Data
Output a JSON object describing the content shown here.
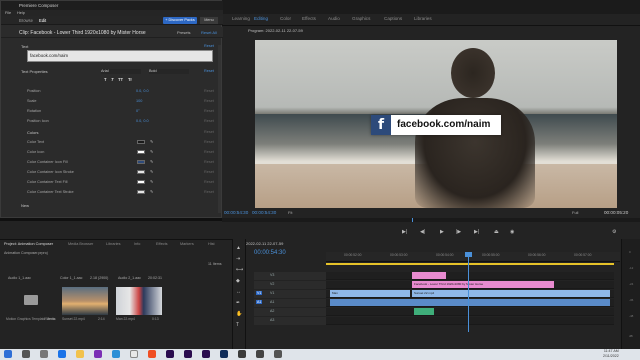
{
  "premiere": {
    "tabs": [
      "Learning",
      "Assembly",
      "Editing",
      "Color",
      "Effects",
      "Audio",
      "Graphics",
      "Captions",
      "Libraries"
    ],
    "active_tab": "Editing",
    "program_label": "Program: 2022-02-11 22-07-59",
    "tc_left": "00:00:54:30",
    "tc_program": "00:00:54:30",
    "fit": "Fit",
    "full": "Full",
    "tc_duration": "00:00:05:20"
  },
  "dialog": {
    "title": "Premiere Composer",
    "menu": [
      "File",
      "Help"
    ],
    "nav": [
      "Browse",
      "Edit"
    ],
    "nav_selected": "Edit",
    "discover": "+ Discover Packs",
    "menu_btn": "Menu",
    "clip_title": "Clip: Facebook - Lower Third 1920x1080 by Mister Horse",
    "presets": "Presets",
    "reset_all": "Reset All",
    "text_section": "Text",
    "text_value": "facebook.com/naim",
    "reset": "Reset",
    "text_props": "Text Properties",
    "font": "Arial",
    "weight": "Bold",
    "format_buttons": [
      "T",
      "T",
      "TT",
      "Tr"
    ],
    "rows": [
      {
        "label": "Position",
        "value": "0.0, 0.0"
      },
      {
        "label": "Scale",
        "value": "100"
      },
      {
        "label": "Rotation",
        "value": "0°"
      },
      {
        "label": "Position Icon",
        "value": "0.0, 0.0"
      }
    ],
    "colors_section": "Colors",
    "color_rows": [
      {
        "label": "Color Text",
        "swatch": "#1a1a1a"
      },
      {
        "label": "Color Icon",
        "swatch": "#ffffff"
      },
      {
        "label": "Color Container Icon Fill",
        "swatch": "#2d4a7a"
      },
      {
        "label": "Color Container Icon Stroke",
        "swatch": "#e6e6e6"
      },
      {
        "label": "Color Container Text Fill",
        "swatch": "#ffffff"
      },
      {
        "label": "Color Container Text Stroke",
        "swatch": "#e6e6e6"
      }
    ],
    "new_section": "New"
  },
  "lower_third": {
    "icon": "f",
    "text": "facebook.com/naim"
  },
  "project": {
    "tabs": [
      "Project: Animation Composer",
      "Media Browser",
      "Libraries",
      "Info",
      "Effects",
      "Markers",
      "Hist"
    ],
    "file": "Animation Composer.prproj",
    "count": "11 Items",
    "columns": [
      "Audio 1_1.aac",
      "Color 1_1.aac",
      "2.18 (2900)",
      "Audio 2_1.aac",
      "20:02:31"
    ],
    "thumbs": [
      {
        "caption": "Motion Graphics Template Media",
        "meta": "2 Items"
      },
      {
        "caption": "Sunset 22.mp4",
        "meta": "2:14"
      },
      {
        "caption": "Man 22.mp4",
        "meta": "0:13"
      }
    ]
  },
  "timeline": {
    "seq": "2022-02-11 22-07-59",
    "tc": "00:00:54:30",
    "ruler": [
      "00:00:52:00",
      "00:00:53:00",
      "00:00:54:00",
      "00:00:55:00",
      "00:00:56:00",
      "00:00:57:00"
    ],
    "tracks": [
      "V3",
      "V2",
      "V1",
      "A1",
      "A2",
      "A3"
    ],
    "clip_v2": "Facebook - Lower Third 1920x1080 by Mister Horse",
    "clip_v1_a": "Man",
    "clip_v1_b": "Sunset 22.mp4"
  },
  "meters": [
    "0",
    "-12",
    "-24",
    "-36",
    "-48",
    "dB"
  ],
  "taskbar": {
    "time": "11:47 AM",
    "date": "2/11/2022"
  },
  "colors": {
    "accent": "#2d68c4",
    "highlight": "#4a90d9",
    "clip_pink": "#e98bd0",
    "clip_blue": "#8fb8e8"
  }
}
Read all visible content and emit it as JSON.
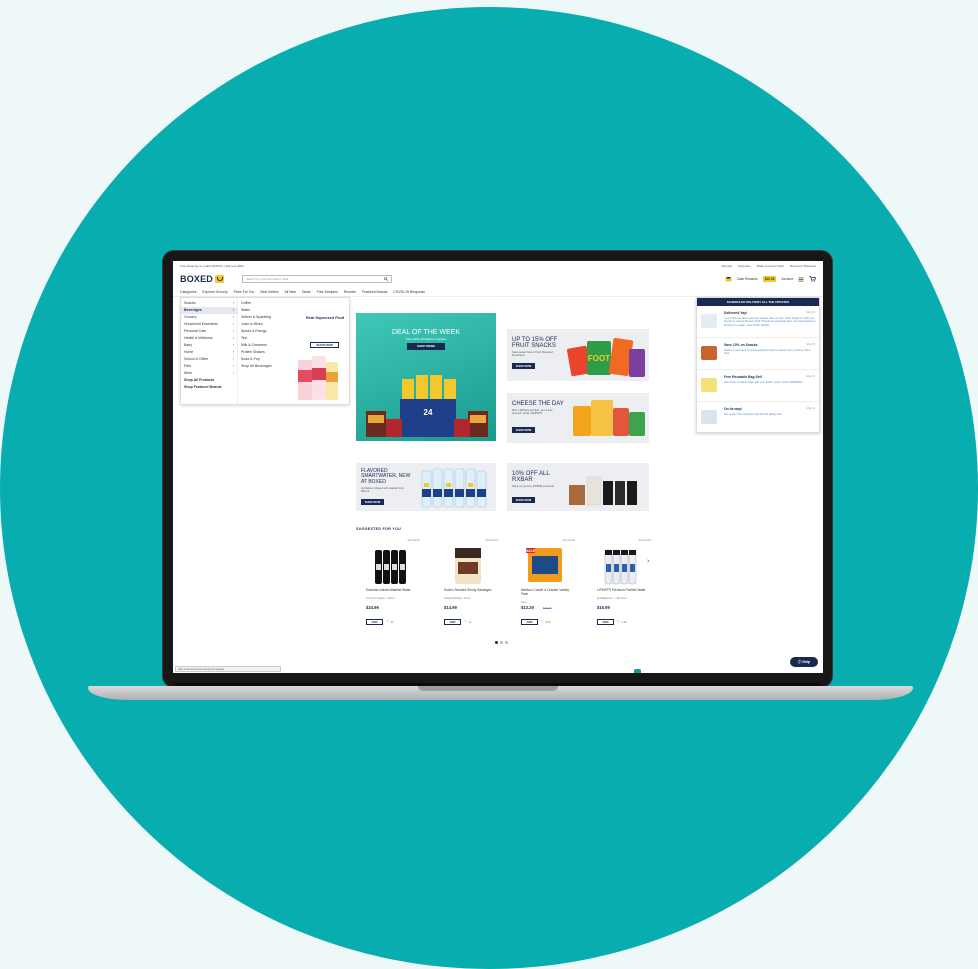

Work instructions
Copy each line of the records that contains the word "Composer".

Solution below
    "title": "Premiere Composer",
      "Project: Animation Composer",
    "file": "Animation Composer.prproj",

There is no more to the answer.